---- RECORDS PROVIDED
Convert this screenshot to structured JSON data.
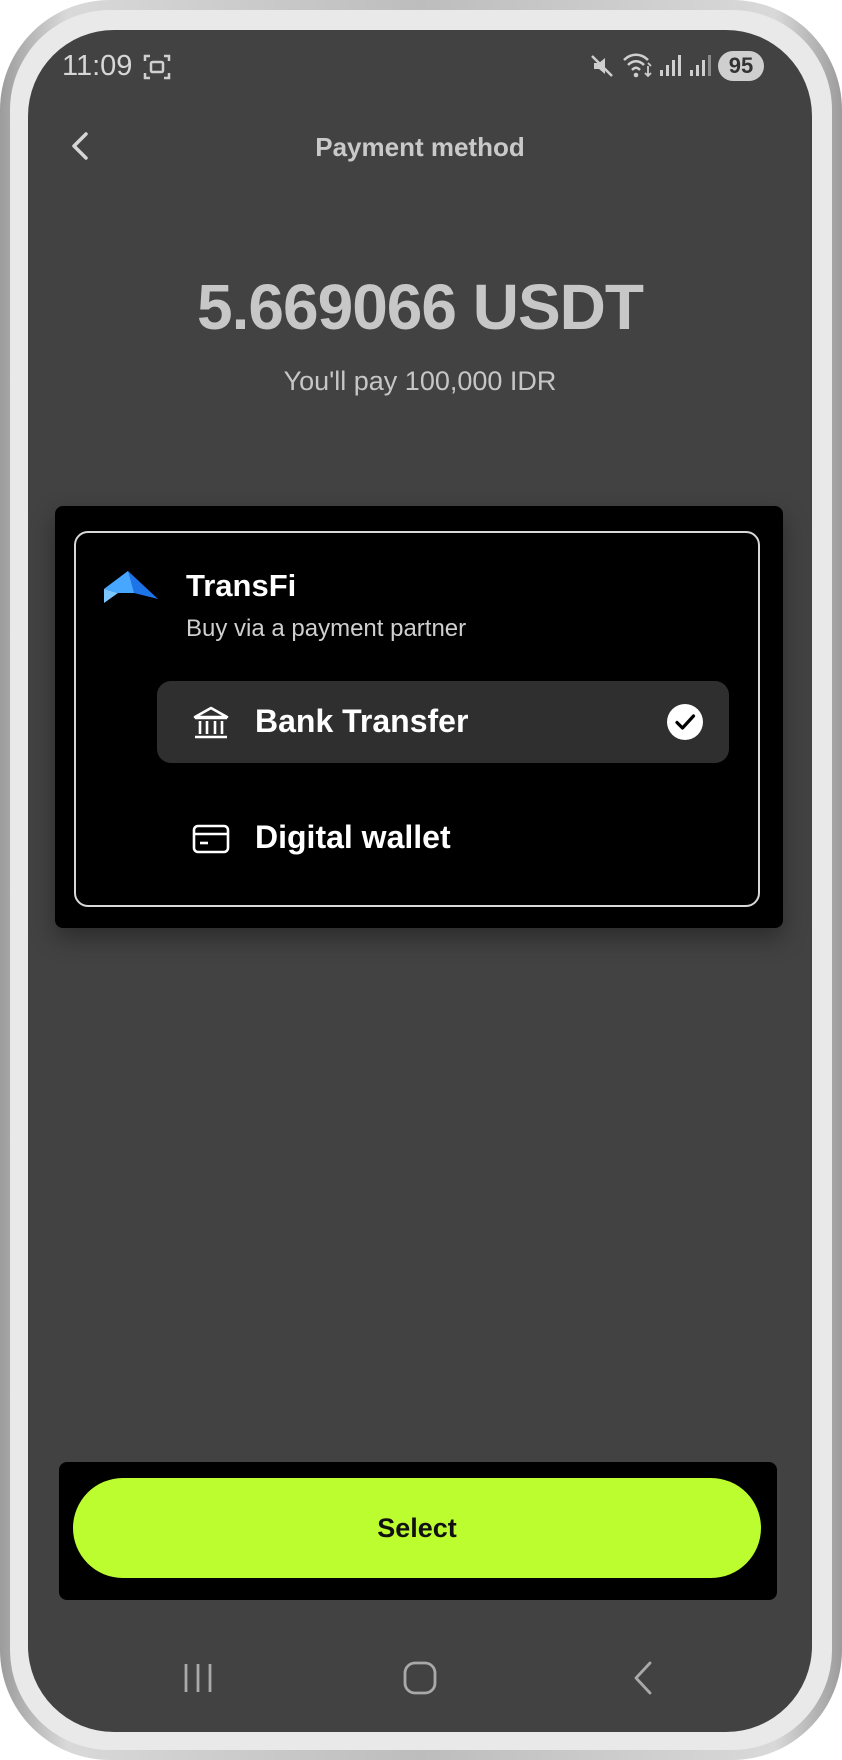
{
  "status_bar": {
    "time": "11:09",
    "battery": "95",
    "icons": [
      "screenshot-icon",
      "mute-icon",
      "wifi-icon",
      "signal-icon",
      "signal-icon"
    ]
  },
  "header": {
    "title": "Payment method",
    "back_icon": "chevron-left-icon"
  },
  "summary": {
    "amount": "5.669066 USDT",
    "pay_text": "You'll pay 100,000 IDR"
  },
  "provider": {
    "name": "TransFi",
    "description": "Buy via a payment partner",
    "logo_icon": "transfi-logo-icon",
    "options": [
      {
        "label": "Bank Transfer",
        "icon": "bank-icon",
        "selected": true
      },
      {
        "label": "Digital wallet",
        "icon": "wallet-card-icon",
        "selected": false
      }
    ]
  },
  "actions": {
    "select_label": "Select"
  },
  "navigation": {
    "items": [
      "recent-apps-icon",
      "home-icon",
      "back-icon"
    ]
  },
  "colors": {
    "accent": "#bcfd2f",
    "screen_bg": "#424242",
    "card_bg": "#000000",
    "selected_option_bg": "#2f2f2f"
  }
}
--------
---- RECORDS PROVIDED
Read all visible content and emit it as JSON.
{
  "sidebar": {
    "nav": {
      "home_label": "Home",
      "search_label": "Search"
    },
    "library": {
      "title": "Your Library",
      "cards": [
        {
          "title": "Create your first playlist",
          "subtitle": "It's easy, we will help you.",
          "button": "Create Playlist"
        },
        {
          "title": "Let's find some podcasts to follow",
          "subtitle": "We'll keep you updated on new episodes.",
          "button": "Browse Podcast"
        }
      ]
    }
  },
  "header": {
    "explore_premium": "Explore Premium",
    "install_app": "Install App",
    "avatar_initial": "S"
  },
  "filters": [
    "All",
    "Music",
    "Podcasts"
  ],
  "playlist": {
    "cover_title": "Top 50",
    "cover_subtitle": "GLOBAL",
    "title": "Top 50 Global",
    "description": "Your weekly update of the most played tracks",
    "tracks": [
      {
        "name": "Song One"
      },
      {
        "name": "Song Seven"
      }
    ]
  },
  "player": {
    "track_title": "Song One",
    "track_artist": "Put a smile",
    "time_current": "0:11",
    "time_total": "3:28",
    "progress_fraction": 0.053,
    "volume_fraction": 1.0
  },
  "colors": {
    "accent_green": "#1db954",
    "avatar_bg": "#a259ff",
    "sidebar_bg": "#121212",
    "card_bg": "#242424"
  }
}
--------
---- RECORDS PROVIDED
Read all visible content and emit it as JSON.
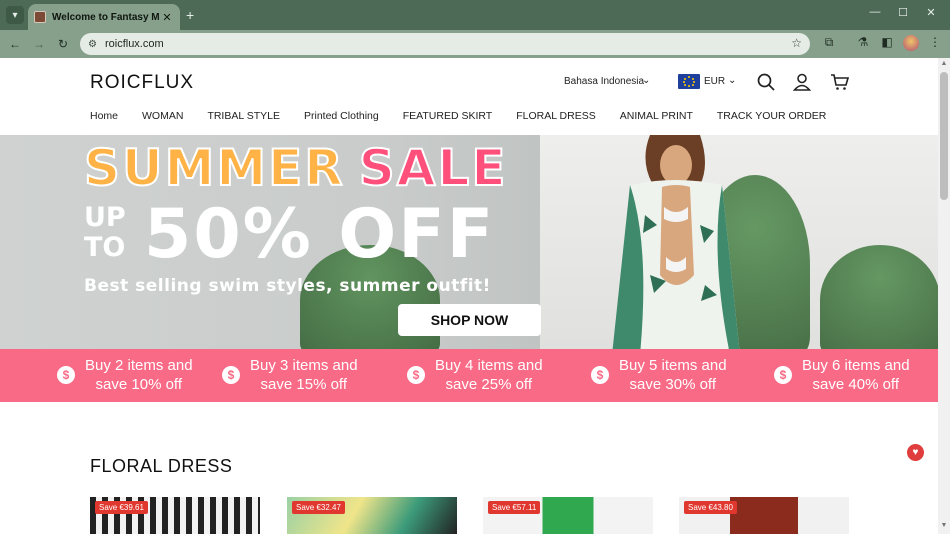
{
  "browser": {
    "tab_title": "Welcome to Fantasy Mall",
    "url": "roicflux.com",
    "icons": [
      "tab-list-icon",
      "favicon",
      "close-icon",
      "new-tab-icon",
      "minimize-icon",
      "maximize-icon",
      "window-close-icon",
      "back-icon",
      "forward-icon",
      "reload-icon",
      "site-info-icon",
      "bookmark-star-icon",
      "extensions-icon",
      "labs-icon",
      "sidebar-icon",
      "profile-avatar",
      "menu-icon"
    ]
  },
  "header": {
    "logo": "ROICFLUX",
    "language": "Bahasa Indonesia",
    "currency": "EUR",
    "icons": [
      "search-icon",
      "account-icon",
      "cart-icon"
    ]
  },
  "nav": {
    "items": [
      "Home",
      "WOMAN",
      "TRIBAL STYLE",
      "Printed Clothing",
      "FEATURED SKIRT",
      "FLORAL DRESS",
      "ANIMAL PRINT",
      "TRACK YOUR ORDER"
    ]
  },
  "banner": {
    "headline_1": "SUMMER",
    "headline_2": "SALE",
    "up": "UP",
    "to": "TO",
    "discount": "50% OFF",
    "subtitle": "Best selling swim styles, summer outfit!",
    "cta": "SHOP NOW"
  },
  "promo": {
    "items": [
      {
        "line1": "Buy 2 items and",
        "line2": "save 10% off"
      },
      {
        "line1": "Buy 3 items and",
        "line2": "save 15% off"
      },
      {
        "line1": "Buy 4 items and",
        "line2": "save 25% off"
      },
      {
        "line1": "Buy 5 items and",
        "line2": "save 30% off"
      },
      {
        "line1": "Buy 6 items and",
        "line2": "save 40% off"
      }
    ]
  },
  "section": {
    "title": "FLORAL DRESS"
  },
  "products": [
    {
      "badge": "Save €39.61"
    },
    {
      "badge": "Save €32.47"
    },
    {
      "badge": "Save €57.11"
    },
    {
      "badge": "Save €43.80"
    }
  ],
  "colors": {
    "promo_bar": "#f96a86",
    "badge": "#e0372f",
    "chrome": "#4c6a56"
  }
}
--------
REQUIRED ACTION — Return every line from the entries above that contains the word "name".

RESPONSE TO THE TASK —
    "name": "TransFi",
        "name": "Song One"
        "name": "Song Seven"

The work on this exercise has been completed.